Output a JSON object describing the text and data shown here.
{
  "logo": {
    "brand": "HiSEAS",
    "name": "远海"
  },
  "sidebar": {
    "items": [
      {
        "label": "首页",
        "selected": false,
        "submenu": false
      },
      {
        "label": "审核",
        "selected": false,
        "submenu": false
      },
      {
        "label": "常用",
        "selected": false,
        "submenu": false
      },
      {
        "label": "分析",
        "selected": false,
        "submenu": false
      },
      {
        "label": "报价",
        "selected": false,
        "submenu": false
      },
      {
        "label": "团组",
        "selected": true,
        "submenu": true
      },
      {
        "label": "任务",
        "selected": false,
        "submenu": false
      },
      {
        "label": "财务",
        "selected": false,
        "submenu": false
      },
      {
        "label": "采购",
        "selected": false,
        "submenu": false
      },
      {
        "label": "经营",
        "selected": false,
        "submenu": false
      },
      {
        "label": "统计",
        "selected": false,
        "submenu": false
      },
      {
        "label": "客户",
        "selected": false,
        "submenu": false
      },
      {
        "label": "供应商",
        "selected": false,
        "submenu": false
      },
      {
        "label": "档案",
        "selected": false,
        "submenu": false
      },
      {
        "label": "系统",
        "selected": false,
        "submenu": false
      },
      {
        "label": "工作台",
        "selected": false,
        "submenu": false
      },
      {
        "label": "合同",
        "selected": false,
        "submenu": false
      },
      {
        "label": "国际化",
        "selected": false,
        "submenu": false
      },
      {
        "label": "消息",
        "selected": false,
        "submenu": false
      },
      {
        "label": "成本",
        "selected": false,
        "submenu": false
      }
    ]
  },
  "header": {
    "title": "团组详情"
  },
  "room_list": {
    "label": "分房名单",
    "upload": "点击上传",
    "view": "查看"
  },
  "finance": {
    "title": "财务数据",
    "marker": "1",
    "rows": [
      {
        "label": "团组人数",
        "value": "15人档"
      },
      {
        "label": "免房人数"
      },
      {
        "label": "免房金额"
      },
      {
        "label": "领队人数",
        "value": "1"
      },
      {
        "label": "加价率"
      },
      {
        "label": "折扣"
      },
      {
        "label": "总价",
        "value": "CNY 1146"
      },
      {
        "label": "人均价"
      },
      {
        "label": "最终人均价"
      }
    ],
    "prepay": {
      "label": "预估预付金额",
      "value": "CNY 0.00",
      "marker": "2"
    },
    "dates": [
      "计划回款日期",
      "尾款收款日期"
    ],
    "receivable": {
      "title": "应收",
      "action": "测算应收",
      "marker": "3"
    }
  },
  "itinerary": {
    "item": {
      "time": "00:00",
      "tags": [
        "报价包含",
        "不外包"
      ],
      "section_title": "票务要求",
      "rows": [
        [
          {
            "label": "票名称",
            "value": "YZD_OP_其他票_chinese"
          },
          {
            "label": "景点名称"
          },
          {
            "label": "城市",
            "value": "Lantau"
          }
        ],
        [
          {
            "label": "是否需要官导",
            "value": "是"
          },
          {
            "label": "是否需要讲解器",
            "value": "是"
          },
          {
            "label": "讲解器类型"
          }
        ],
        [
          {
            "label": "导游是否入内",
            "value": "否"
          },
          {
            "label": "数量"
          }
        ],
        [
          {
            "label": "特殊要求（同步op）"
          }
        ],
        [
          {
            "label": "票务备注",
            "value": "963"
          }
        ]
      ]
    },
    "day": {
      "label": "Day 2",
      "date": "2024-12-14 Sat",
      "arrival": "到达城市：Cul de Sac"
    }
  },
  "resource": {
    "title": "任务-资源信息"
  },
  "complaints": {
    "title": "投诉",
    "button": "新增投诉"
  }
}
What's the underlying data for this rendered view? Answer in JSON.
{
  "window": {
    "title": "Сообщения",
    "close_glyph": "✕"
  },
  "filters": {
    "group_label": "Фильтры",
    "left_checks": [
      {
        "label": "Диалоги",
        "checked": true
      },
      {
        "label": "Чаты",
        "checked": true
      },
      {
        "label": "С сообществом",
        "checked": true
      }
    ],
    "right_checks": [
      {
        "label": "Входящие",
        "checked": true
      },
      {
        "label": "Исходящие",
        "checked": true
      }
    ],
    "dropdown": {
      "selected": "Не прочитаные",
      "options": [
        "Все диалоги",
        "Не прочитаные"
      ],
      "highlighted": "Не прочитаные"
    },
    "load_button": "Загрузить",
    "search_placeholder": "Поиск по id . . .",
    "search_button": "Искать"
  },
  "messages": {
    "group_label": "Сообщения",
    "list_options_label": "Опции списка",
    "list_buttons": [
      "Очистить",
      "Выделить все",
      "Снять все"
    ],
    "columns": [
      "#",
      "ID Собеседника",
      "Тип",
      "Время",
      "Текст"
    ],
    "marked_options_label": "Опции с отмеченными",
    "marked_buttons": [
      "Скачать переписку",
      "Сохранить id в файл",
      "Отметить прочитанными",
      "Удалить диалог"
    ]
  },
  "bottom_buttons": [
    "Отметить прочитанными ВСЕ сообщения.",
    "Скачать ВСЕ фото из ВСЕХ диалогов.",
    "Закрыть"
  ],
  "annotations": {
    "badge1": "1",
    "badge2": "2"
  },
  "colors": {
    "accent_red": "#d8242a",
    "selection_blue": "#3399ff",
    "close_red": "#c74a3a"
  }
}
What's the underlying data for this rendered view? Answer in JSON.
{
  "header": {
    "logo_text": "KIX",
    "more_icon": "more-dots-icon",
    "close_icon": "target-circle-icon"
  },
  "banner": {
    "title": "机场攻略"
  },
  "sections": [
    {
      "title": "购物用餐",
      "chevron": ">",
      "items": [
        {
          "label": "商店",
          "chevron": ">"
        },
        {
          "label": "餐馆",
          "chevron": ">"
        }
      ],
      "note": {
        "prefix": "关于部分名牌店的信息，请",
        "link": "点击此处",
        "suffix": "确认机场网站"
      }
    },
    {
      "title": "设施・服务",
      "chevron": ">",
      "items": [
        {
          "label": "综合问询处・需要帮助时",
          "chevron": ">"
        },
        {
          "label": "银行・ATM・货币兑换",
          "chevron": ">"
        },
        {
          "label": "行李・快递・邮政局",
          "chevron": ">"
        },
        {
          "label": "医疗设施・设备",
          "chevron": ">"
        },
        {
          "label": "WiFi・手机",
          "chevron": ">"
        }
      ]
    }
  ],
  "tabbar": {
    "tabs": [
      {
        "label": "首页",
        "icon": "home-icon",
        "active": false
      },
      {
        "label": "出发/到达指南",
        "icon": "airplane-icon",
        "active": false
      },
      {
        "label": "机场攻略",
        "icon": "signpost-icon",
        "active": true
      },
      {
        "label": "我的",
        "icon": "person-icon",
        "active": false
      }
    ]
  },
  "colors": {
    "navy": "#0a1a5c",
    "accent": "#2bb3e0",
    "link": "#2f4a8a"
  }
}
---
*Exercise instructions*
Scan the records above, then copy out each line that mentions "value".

*Response*
        "value": "15人档"
        "value": "1"
        "value": "CNY 1146"
      "value": "CNY 0.00",
            "value": "YZD_OP_其他票_chinese"
            "value": "Lantau"
            "value": "是"
            "value": "是"
            "value": "否"
            "value": "963"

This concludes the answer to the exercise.